*STORED DATA:*
------------------------------
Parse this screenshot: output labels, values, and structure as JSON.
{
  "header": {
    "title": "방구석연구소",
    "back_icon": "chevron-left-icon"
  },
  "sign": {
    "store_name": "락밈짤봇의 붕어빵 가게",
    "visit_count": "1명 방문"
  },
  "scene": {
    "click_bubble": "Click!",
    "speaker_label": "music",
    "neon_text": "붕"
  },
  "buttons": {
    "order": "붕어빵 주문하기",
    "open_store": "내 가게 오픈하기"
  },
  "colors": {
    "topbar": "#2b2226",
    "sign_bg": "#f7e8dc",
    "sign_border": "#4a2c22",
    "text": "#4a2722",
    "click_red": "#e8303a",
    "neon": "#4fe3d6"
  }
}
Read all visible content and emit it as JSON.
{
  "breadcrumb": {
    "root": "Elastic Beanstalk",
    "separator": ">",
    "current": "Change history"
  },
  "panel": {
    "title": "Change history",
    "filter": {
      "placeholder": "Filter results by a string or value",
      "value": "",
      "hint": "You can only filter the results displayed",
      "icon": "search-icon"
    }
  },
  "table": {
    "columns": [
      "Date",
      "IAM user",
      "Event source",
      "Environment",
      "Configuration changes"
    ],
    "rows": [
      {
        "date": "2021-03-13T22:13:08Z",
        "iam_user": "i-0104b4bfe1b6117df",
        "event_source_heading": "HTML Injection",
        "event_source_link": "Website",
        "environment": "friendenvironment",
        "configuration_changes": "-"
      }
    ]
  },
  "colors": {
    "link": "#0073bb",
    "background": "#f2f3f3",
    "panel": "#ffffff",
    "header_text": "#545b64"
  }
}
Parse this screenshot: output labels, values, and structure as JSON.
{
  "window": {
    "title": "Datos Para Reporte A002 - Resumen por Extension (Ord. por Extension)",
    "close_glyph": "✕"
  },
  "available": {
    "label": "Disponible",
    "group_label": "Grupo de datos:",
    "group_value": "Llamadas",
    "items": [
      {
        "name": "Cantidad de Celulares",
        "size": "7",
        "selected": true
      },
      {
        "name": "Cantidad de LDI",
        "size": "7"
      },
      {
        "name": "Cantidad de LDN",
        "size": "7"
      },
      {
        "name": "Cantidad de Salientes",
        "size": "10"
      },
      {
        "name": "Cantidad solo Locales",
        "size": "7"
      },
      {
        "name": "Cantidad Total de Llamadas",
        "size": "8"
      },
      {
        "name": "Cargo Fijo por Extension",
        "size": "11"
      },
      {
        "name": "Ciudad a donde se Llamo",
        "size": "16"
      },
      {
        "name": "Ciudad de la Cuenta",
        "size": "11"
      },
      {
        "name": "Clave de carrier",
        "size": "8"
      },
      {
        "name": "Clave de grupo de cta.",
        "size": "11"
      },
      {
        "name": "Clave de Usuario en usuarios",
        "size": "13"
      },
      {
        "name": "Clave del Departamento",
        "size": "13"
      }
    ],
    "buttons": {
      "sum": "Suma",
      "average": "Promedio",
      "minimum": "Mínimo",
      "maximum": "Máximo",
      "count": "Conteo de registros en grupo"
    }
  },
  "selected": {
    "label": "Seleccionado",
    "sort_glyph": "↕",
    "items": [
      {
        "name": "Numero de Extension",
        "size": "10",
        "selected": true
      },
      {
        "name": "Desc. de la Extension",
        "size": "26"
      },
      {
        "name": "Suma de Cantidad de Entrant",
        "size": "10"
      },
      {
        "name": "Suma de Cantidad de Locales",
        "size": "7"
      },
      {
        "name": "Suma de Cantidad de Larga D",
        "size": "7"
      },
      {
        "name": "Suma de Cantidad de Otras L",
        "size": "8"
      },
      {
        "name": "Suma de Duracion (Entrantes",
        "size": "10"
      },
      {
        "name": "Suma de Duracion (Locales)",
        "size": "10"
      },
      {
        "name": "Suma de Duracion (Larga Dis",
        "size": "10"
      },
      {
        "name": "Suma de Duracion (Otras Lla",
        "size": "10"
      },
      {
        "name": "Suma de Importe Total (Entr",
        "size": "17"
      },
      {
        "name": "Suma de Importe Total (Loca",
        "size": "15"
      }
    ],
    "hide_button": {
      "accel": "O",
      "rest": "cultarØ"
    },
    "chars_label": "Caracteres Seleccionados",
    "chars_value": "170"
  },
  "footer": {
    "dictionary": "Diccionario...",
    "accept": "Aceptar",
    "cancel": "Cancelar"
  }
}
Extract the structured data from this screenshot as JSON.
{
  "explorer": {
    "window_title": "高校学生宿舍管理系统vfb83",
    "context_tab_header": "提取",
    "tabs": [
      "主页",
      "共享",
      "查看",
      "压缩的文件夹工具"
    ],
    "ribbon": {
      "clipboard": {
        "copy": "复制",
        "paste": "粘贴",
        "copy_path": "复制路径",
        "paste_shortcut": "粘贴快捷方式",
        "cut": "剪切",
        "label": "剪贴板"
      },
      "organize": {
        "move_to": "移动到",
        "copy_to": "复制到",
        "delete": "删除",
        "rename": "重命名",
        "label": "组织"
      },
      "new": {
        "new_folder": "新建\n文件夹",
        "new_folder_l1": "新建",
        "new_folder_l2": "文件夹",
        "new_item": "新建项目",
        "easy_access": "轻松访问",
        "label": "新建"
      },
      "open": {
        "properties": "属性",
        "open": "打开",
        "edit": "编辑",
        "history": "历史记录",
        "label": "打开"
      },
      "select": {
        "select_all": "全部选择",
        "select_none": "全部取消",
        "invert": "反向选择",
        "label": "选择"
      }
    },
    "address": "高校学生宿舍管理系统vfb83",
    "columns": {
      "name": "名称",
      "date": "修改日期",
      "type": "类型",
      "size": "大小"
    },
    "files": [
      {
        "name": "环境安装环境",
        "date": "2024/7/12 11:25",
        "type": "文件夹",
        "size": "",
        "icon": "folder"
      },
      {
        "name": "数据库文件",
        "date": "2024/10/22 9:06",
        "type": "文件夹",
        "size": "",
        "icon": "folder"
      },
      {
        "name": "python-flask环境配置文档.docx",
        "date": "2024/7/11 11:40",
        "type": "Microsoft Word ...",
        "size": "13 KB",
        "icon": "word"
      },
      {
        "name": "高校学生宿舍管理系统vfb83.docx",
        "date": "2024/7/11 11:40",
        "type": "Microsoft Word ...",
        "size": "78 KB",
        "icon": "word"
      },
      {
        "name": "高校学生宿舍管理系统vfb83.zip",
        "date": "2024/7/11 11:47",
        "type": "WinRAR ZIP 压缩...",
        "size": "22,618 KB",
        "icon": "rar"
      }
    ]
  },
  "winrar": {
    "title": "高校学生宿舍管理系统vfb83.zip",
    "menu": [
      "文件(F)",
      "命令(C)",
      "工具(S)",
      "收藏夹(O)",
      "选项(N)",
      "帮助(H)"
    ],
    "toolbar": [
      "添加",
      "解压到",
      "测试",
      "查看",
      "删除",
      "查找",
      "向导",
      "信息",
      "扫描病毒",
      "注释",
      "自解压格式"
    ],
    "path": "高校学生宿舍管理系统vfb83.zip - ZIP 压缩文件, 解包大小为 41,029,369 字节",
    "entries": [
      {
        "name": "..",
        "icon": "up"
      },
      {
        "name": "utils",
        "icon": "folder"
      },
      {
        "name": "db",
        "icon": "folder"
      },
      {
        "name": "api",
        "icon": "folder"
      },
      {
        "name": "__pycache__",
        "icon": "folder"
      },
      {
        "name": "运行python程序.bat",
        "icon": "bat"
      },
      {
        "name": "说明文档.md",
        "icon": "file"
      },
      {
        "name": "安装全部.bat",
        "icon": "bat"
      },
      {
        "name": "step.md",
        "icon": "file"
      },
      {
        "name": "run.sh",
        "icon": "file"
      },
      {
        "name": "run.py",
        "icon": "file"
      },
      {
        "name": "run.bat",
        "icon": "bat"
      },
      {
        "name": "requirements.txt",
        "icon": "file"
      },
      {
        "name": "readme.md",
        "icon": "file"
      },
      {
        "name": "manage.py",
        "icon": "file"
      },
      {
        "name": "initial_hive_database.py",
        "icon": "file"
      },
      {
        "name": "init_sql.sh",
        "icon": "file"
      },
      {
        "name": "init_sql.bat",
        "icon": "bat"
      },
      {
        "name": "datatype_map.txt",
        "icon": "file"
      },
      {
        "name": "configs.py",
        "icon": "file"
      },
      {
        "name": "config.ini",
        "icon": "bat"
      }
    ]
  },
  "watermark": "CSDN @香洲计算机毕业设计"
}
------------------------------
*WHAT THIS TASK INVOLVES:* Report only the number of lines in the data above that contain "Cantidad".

*ANSWER TO THE EXERCISE:* 10